‘Women can transfer the skills we have from stretching the family income into running businesses,’ says Martha Sócola Morales, an entrepreneur from Peru
Do you have a bank account? Have you ever taken out a business loan or a mortgage? For millions of women around the globe, simple financial services can seem impossible. Yet giving women better access to finance could improve their lives immeasurably, as well as unlock USD$330bn (£256bn) in annual global revenue, according to development organisation Care.
Research by Care released this week documents the “enormous” economic and social potential of women who have been helped by Care’s project Access Approved. From Africa to South America, some of the women have increased their income by 500 per cent. Read on for their inspiring stories.
For Martha Sócola Morales, 35, an entrepreneurial spirit was in evidence early on. While at school, she used to buy sweets in bulk and sell them on to her classmates. It wasn’t just a canny business idea, but a means of survival. Though she had a happy and peaceful childhood, growing up with two sisters, there were periods of difficulty when her father – an agronomist – didn’t have a job. Selling sweets meant that she had something to eat at break time.
Now, Morales runs her own stationery store in Peru. Her husband works in the banana plantations, and they have two children at primary school. After her early career in the confectionary business, she went on to study agro-industrial engineering.
She paid for her university expenses by selling beauty products, which is what her mother did to maintain the family income when her husband was out of a job. Morales also made money by typing up papers for her classmates. It was this side hustle at university that inspired her future enterprise.
Morales tells Positive News: “I started the business in my home offering a typing and printing service with my computer, but then I realised that people also needed extra things, like envelopes and pens and other stationery. I also discovered that people wanted a photocopying service. I didn’t have enough money to go and buy a machine like that.”
At that time, no other place offered all these services under one roof, so Morales developed a business plan. After spotting the gap in the market, she knew she needed a loan to expand her business. In Peru, it is standard practice for financial institutions to credit-check both the husband and the wife when either of them takes out a loan. This practice is meant to be inclusive of women, but if a husband has a pre-existing debt, this can have a negative impact.
“After I got married, that was when the difficulties started,” Morales says. “My husband had a pending debt so they denied me the loan and at that point all doors closed to me.”
Reluctant to give up hope, she discovered a financial institution that offered group loans just for women: “The banks and financial institutions here in Peru have had to adapt to change. Before they only gave loans to men because they had a stable job and they could deduct from the payroll. But now women are entering the business environment,” she explains. “Now there are institutions that only give loans to women because they believe that women are more responsible than men at repaying loans. We are punctual and focused on paying back our loans.”
The requirements set by the financial institution offering group loans were far less stringent than at high street banks, with no guarantee or collateral needed. Morales is now in a group with 18 other women, each of them receiving different levels of loans for their individual businesses. One disadvantage of this system is that if one member fails to repay on time, it impacts the whole group. Finding responsible members is therefore vital. “We all repay our loans every 14 days at a low interest rate,” notes Morales. “We get a lower rate because we repay over a shorter time period, compared to the banks.”

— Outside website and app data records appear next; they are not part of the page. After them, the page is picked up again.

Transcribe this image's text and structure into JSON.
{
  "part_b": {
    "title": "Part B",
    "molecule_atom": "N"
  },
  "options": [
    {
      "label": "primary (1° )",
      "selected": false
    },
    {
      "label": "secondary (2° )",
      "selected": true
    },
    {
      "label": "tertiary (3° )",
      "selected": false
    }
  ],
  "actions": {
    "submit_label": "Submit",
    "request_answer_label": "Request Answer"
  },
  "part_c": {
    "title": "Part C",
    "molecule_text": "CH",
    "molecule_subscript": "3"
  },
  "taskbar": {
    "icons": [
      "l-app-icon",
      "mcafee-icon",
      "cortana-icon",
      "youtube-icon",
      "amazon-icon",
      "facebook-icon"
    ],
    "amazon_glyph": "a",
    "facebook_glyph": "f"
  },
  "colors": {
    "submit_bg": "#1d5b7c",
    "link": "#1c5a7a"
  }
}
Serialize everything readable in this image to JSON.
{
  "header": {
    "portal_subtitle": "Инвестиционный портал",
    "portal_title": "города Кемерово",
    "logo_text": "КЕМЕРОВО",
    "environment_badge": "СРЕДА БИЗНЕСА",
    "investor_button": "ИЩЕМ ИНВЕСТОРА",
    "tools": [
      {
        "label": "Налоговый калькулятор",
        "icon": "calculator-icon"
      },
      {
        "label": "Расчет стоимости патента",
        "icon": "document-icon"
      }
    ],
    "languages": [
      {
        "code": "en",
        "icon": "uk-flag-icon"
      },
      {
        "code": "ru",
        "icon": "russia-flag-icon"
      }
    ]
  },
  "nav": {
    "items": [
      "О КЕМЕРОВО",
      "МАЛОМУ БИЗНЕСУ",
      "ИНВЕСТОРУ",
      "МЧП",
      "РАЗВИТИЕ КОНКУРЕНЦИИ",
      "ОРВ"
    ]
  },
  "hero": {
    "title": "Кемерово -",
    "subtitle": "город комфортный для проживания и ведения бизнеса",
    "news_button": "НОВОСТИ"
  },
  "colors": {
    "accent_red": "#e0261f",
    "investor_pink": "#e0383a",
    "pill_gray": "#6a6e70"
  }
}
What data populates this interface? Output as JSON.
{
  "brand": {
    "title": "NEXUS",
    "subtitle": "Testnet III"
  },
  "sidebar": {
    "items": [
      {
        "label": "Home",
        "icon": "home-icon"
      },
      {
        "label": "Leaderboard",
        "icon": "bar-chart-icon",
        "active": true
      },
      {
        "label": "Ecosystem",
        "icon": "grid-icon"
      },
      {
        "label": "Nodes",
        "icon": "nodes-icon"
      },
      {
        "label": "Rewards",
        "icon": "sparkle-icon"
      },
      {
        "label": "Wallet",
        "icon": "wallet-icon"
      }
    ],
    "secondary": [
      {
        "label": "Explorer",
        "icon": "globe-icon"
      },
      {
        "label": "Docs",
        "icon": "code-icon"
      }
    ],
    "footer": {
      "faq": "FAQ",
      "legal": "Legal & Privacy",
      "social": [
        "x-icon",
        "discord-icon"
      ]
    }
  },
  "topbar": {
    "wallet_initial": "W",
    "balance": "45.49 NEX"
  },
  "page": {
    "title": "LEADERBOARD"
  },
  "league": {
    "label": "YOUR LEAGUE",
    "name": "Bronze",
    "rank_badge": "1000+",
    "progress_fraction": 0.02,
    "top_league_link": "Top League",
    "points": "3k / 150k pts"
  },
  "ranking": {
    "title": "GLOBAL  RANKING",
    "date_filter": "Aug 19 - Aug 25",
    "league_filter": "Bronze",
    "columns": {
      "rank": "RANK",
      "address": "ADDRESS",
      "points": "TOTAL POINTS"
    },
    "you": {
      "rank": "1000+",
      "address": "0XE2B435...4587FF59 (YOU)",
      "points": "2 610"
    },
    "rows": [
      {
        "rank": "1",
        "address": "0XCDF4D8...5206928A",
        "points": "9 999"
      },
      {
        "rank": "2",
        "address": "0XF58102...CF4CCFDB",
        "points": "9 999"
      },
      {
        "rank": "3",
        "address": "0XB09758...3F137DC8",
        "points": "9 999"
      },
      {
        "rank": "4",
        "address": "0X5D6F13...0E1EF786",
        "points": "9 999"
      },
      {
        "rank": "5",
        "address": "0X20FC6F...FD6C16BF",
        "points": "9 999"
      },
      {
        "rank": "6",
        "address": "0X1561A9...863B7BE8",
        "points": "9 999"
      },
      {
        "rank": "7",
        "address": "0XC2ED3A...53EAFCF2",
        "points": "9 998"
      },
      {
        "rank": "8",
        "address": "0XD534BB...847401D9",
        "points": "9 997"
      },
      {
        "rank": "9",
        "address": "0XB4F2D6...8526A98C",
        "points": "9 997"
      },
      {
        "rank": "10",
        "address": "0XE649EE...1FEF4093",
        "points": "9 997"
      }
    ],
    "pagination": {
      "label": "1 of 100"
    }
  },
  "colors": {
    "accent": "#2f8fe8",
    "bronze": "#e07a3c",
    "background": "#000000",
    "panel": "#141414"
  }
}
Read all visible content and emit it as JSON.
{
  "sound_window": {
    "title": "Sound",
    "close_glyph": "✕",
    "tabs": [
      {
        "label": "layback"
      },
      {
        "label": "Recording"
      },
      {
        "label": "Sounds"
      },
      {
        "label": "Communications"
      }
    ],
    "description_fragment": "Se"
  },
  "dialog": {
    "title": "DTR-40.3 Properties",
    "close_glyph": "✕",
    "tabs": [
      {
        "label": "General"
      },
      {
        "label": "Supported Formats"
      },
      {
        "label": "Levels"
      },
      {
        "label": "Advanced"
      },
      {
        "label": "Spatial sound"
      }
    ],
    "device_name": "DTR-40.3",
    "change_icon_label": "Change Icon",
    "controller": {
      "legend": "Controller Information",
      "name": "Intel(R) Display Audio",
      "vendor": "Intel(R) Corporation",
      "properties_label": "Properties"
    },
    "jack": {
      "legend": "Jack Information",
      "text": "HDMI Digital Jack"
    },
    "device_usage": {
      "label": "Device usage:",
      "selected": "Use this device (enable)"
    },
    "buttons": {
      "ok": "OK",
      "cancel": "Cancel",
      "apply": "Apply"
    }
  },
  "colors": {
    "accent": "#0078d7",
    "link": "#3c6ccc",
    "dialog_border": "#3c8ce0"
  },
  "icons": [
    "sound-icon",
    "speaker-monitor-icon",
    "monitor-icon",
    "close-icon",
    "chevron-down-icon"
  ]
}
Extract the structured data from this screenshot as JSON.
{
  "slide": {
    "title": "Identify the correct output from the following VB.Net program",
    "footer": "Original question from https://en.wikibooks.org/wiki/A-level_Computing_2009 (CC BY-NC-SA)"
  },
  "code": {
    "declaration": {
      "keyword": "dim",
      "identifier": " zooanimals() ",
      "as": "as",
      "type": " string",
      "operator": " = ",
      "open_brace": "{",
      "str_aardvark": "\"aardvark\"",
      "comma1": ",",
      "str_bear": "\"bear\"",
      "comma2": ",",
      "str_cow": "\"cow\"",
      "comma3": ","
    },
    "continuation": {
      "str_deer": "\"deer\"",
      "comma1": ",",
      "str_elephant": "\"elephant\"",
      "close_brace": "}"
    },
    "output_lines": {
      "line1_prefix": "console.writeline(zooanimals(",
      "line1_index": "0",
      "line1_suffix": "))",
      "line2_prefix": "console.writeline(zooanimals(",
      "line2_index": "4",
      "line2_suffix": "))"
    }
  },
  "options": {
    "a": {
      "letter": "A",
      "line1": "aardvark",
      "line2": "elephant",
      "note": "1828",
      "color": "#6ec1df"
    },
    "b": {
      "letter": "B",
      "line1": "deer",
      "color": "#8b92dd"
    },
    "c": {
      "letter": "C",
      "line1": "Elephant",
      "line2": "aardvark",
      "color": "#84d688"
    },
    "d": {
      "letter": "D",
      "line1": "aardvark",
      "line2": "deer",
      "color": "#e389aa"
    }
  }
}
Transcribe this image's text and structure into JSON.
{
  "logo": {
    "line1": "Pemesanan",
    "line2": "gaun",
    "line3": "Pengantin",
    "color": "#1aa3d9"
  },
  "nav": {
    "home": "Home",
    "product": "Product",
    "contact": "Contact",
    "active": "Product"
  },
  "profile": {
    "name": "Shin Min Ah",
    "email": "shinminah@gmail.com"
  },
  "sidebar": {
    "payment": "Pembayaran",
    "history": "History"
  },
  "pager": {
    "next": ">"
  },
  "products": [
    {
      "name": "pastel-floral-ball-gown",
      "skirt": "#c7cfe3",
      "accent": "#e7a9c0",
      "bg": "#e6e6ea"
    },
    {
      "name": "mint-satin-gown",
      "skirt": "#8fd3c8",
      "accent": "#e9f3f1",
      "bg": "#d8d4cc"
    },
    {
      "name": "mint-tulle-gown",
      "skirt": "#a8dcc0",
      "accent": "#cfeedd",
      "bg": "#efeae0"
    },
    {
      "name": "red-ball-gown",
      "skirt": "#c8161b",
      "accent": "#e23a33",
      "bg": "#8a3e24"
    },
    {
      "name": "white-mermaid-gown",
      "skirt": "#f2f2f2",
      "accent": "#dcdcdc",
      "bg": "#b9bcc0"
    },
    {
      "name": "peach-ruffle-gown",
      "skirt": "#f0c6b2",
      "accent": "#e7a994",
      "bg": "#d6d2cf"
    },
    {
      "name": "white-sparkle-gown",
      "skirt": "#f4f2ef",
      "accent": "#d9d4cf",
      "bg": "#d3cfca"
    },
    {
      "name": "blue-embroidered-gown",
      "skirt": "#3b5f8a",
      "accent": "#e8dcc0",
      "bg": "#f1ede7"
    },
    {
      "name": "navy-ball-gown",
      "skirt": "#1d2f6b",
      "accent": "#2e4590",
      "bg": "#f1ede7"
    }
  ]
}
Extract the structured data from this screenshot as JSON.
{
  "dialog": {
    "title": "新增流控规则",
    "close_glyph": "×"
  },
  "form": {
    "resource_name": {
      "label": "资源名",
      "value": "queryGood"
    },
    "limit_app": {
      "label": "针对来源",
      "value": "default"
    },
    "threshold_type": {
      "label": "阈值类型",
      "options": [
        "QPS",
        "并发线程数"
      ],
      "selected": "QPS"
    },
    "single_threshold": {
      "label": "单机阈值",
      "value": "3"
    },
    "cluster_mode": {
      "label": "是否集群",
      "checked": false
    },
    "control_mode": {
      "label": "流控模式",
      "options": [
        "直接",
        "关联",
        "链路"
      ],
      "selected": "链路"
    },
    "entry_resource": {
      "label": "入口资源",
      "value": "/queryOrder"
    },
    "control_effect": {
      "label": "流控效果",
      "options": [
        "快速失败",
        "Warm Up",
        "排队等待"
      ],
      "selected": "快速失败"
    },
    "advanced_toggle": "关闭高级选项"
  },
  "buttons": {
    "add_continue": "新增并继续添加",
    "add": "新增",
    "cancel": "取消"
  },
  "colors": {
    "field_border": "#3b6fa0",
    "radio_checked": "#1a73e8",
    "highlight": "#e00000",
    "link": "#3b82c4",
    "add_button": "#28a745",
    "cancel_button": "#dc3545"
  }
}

Morales received training in business management through Care’s Women in Enterprise programme. Having grown her business and benefited from a loan herself, she is now looking to help others in a similar way.
We can transfer the skills we have from stretching the family income into running businesses. We won’t go bankrupt, that is the nature of women
The beginning of the school year is a particularly expensive time for parents in Peru as schools provide a lengthy list of items that the children need to bring. Many find it difficult to manage all these costs, particularly those working in agriculture, which is the main employment locally.
“I try to support the families that come to my shop by providing them with credit,” says Morales. “We then agree repayment terms, and of course I add a little percentage for my loan. I am a mother too, I have had moments before when I couldn’t afford all these things.”
“If women in families are also providing an income and not just relying on the man, we can provide a better quality of life for our children. We can transfer the skills we have from stretching the family income into running businesses. We won’t go bankrupt, that is the nature of women.”
Morales is frequently approached by banks offering loans, but when she scours the small print they usually ask for the title deeds to the home or land, which many women in Peru do not have.
Her advice for financial institutions is clear: “It’s important for banks to create more services for women. We are more responsible with our payments, can manage money well and repay promptly. We have a lot of ideas in our heads but often we cannot bring them to fruition because we lack the financial means. And apart from helping us, behind us they are helping a whole family.”